K. Sterrett1, T. Carr2, M. L. Mattos3, W. I. Shih4, A. Gulsrud5 and C. Kasari1, (1)University of California Los Angeles, Los Angeles, CA, (2)Autism Discovery Institute, Rady Children’s Hospital San Diego, San Diego, CA, (3)University of California, Los Angeles, Woodland Hills, CA, (4)University of California, Los Angeles, Los Angeles, CA, (5)UCLA Semel Institute for Neuroscience & Human Behavior, Los Angeles, CA
Background: The measurement of small yet meaningful social communication change in children with autism spectrum disorder (ASD) is critically important to the development of effective short-term interventions (McConachie et al., 2015). To that end, the Brief Observation of Social Communication Change was developed (BOSCC; Grzadzinski, Lord et al., 2016). The BOSCC is a measure of social communication change for use in children with little to no language coded from parent-child play interactions. It has been found to have high inter-rater, test-retest and convergence with other measures (Gradzinski et al., 2016; Kitzerow et al., 2015).

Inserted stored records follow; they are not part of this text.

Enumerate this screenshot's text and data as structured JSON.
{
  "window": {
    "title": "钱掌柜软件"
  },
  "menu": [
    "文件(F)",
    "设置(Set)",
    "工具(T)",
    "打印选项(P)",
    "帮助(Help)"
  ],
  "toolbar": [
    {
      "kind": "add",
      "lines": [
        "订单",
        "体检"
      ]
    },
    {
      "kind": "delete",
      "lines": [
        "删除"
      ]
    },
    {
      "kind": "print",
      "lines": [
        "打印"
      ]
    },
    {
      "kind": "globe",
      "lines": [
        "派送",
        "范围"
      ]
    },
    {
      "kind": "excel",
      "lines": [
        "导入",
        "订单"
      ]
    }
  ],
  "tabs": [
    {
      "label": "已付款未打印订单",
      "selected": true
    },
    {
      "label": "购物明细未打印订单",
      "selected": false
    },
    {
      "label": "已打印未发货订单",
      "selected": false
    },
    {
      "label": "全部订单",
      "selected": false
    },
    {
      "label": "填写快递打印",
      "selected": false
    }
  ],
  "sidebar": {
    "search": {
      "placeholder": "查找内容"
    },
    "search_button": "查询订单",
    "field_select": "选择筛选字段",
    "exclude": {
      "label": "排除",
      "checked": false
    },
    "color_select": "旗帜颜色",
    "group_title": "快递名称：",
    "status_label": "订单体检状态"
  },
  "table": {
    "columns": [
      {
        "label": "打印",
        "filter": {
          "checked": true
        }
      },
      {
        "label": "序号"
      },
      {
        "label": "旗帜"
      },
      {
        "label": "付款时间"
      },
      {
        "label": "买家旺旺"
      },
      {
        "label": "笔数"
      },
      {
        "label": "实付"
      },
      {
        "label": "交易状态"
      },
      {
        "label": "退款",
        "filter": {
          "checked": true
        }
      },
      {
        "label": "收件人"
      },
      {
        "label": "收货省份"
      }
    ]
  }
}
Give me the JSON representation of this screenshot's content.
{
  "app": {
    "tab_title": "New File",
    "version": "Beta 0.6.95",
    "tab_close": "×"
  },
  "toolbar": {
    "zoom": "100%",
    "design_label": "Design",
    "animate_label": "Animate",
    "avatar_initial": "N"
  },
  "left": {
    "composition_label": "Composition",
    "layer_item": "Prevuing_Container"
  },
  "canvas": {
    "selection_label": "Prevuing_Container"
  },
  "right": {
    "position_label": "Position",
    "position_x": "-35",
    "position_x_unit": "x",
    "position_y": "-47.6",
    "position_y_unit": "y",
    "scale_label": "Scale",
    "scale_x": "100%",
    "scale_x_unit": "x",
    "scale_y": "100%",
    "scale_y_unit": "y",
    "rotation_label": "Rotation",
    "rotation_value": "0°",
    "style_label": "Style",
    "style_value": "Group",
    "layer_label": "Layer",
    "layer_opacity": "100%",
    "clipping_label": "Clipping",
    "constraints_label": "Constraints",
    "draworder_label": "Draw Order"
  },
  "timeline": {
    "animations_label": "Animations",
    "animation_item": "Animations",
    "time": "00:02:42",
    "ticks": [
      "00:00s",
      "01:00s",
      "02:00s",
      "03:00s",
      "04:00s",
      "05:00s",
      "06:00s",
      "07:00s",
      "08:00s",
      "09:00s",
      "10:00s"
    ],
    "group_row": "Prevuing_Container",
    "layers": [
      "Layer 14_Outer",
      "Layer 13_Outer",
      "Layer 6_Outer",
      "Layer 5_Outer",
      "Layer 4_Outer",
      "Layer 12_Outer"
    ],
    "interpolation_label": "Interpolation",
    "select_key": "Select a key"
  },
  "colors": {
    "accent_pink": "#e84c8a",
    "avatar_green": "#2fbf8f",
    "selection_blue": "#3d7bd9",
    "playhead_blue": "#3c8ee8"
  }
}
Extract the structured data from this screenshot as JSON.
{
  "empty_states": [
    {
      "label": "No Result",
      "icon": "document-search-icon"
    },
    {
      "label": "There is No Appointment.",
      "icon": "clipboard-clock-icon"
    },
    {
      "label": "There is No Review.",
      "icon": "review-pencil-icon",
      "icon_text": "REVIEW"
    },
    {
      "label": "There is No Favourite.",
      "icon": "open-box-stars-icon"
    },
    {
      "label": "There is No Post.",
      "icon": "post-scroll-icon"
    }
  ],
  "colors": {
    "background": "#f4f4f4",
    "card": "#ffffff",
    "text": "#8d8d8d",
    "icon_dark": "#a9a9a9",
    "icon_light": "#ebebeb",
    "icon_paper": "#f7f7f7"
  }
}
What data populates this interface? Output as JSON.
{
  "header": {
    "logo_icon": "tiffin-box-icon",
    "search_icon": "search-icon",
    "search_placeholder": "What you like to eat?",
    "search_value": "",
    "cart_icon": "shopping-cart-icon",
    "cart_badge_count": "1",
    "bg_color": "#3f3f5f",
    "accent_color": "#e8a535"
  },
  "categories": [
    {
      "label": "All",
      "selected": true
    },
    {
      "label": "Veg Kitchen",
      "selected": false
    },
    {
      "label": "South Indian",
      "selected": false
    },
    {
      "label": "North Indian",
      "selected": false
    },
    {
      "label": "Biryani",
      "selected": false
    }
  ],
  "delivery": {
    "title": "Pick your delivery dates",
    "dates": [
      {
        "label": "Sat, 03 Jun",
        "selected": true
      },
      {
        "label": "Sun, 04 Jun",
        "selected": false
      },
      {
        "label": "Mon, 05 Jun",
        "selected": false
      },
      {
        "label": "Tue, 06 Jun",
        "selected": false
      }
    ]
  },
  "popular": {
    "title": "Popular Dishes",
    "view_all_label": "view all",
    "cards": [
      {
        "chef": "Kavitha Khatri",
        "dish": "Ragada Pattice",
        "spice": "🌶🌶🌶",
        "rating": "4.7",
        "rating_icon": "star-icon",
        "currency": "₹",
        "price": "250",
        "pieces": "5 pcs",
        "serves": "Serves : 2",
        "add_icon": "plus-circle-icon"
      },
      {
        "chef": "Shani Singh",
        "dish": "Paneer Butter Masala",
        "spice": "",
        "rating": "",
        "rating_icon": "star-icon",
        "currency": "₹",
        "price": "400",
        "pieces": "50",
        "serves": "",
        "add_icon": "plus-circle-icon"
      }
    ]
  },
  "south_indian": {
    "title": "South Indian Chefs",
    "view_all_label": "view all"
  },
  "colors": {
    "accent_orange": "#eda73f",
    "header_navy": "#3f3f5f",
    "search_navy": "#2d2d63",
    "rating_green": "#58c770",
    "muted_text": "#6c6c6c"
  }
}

Objectives: To assess the sensitivity to change of the BOSCC over the course of a short term (10-week; 20 sessions) randomized intervention trial and three months later at follow-up. Additionally, to determine the effect of a number of moderating variables on BOSCC scores at entry.

Methods: Eighty-six parent child dyads were randomized to receive a ten-week parent mediated social communication intervention. A prior analysis found that the group receiving the parent-mediated JASPER intervention spent significantly more time spent jointly engaged and showed higher parental responsivity compared with the psychoeducation control group (Kasari et al., 2015; Shire, Gulsrud & Kasari, 2016). The primary outcome measure for this analysis was the BOSCC, scored by two reliable coders from a ten-minute unstructured parent-child play interaction. Additionally, data from the Autism Diagnostic Observation Schedule (ADOS), Early Social Communication Scales (ESCS), the Mullen Scales of Early Learning (MSEL), the Reynell Developmental Language Scales-Revised (Reynell) and Maternal Behavior Responsiveness Scales (MBRS) as well as demographic information were collected at each time point.

Results: Group differences on BOSCC TOTAL composite or domain scores were not found and so data was collapsed across groups. Change across time was assessed at the item, domain, and composite level using a linear mixed effects model. Overall, there was a significant decrease (signifying improvement) on BOSCC scores for the total composite score (d=.56) as well as both the social communication (SC; d=.56) and restricted and repetitive behaviors domains (RRB; d=.27). These decreases maintained at follow-up. Seven of ten SC domain items evidenced significant decreases from entry to exit (table 1). A median split was conducted for significantly correlated predictors and independent samples T-tests were run comparing the TOTAL composite scores of the median split groups. Significant differences on BOSCC scores at entry were found between the median-split groups for mental age (MA), IJA, composite language score, and parental responsivity (Table 2) with lower BOSCC scores associated with higher abilities.

Conclusions: Overall, the sensitivity of the BOSCC as a measure of social communication change was confirmed. Significant differences were found over the ten-week intervention period which were maintained at follow-up three months later. Additionally, it was found that a number of predictors such as MA, IJA, language, and caregiver responsiveness moderate BOSCC scores at entry. As caregiver responsiveness was found to be related to BOSCC scores, future directions include further exploration of the parental factors that influence the validity of the BOSCC as a measure of children’s social communication change.